*WHAT YOU HAVE TO DO*: Write out each record exactly as given, but do not include the pictures.

(Extracted records)

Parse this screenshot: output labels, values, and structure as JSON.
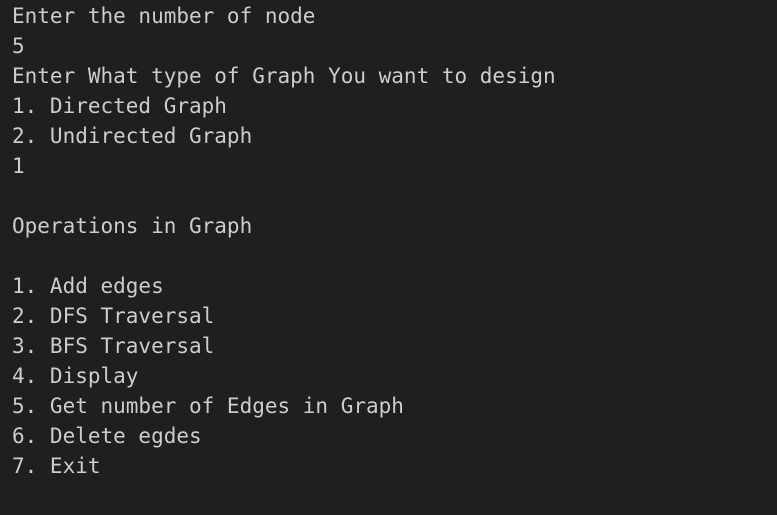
{
  "terminal": {
    "lines": [
      "Enter the number of node",
      "5",
      "Enter What type of Graph You want to design",
      "1. Directed Graph",
      "2. Undirected Graph",
      "1",
      "",
      "Operations in Graph",
      "",
      "1. Add edges",
      "2. DFS Traversal",
      "3. BFS Traversal",
      "4. Display",
      "5. Get number of Edges in Graph",
      "6. Delete egdes",
      "7. Exit"
    ]
  }
}
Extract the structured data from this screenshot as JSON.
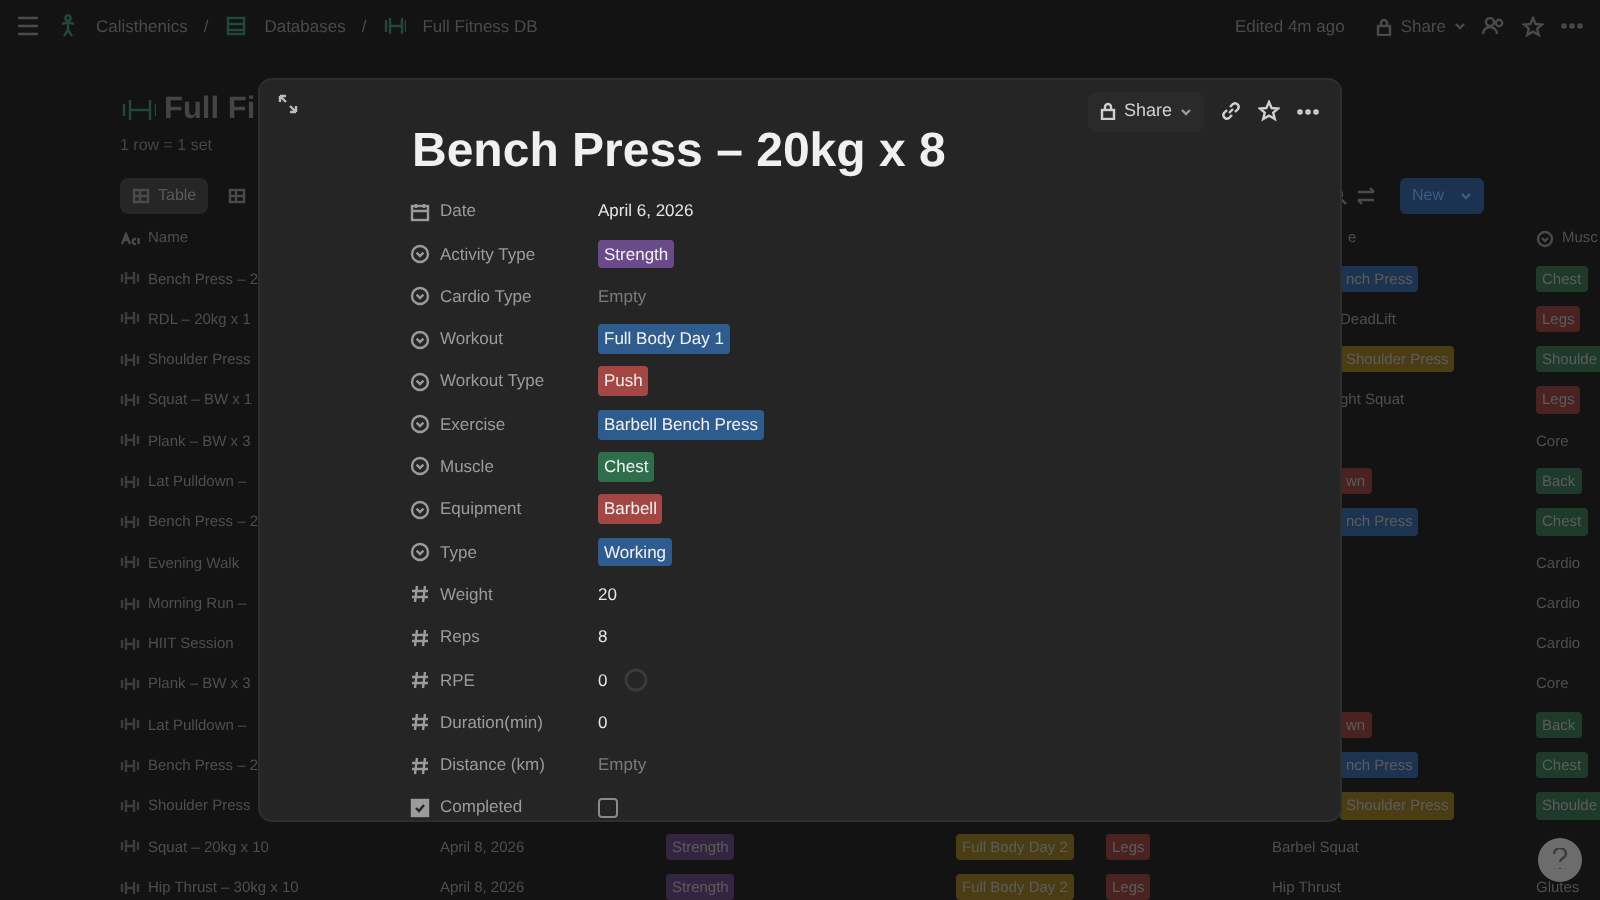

*TASK RESULT*:
Parse this screenshot: output labels, values, and structure as JSON.
{
  "terminal": {
    "lines": [
      "Enter the number of node",
      "5",
      "Enter What type of Graph You want to design",
      "1. Directed Graph",
      "2. Undirected Graph",
      "1",
      "",
      "Operations in Graph",
      "",
      "1. Add edges",
      "2. DFS Traversal",
      "3. BFS Traversal",
      "4. Display",
      "5. Get number of Edges in Graph",
      "6. Delete egdes",
      "7. Exit"
    ]
  }
}
Extract the structured data from this screenshot as JSON.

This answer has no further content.